I am the co-owner and Director of Programs Development at Still Waters Counseling. I hold independent licenses in both Psychology and Counseling, which means that I can not only practice independently but also supervise others in the field. My 3 passions are writing, teaching, and learning, not necessarily in that order every day. I have been practicing the art of counseling for over 14 years, a venue that often helps me combine all three of my passions. Additionally, I have worked as adjunct faculty at EasternMichiganUniversity& the Universityof Toledo, have been published in a professional journal, and am in the process of writing a series of children’s books. I am also very active in the community where I live, serving on Saline Alive! (community group addressing mental health issues in the schools), running for School Board, serving on the Saline Area Schools Strategic Planning Committee & the City of Saline’s Environmental Commission. I am married, have 1 child of my own and 3 step-children, but it would take a book to sum up my varied personal experiences. I will refer to these experiences from time to time when answering your questions.

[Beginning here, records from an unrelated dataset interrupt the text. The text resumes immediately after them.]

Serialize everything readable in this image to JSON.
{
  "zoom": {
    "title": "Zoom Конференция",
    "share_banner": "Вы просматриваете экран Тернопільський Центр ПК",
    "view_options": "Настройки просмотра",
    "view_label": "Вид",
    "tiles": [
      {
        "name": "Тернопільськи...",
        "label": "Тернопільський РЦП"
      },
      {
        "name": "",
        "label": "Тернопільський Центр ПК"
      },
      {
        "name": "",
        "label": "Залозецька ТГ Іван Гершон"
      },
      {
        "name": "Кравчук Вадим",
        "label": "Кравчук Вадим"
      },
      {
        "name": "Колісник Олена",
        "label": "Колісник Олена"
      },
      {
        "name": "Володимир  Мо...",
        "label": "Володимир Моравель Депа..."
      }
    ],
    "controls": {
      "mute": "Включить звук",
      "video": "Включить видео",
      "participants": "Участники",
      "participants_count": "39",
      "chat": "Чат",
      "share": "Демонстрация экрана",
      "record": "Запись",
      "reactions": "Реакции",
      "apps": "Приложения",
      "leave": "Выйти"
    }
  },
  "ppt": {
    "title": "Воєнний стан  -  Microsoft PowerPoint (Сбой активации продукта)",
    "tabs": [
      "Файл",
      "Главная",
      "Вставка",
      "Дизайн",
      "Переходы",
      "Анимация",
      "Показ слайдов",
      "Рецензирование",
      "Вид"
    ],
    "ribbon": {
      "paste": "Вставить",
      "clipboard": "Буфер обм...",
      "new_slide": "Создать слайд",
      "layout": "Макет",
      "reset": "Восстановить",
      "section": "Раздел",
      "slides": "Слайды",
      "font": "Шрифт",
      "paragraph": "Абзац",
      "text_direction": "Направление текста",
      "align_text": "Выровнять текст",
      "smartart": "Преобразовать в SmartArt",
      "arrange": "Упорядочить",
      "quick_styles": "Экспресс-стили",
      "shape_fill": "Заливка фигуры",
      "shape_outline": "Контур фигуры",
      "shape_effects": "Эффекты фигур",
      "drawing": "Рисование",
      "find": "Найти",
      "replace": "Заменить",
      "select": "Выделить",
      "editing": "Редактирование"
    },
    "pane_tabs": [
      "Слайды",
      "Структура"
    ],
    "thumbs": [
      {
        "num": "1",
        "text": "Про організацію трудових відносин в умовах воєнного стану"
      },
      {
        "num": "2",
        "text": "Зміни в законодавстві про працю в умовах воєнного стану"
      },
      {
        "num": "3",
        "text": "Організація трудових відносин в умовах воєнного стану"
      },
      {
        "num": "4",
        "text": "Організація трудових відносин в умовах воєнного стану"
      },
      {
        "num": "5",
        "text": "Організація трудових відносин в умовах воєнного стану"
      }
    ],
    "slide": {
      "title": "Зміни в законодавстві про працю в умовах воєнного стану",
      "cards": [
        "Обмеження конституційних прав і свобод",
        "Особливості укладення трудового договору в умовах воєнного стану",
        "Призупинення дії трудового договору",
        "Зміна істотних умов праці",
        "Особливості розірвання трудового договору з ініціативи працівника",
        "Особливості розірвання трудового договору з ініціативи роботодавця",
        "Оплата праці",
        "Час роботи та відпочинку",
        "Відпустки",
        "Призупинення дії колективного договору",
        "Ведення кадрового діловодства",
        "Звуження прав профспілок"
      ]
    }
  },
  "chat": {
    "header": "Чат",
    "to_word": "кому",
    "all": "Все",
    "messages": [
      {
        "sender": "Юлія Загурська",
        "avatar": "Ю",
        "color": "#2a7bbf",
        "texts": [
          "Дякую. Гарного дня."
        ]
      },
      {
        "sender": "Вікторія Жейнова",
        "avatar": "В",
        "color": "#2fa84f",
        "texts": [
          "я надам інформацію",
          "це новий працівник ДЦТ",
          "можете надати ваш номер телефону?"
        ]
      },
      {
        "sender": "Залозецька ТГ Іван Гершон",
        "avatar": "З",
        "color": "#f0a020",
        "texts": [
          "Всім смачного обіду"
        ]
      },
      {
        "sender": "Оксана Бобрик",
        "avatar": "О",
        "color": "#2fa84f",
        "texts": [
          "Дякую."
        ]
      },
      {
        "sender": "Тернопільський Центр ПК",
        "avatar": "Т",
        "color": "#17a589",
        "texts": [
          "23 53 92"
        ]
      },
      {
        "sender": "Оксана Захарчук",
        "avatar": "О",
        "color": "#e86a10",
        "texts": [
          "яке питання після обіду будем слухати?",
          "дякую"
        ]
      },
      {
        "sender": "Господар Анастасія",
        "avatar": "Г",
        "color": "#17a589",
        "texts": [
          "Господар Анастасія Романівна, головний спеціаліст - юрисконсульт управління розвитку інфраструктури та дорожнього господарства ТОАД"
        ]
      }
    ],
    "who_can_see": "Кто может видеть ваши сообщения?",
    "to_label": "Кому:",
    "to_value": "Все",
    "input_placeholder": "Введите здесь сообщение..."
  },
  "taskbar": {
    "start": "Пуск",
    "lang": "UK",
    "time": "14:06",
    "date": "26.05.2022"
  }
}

I will respond to questions once a week. I cannot promise to answer every question asked, but I will do my best. At times I may combine questions, if they are similar or overlapping. If you wish to reach me outside of this column, you can contact me at [email protected]. I will return emails as soon as I am able. Please do not use this email for a mental health emergency.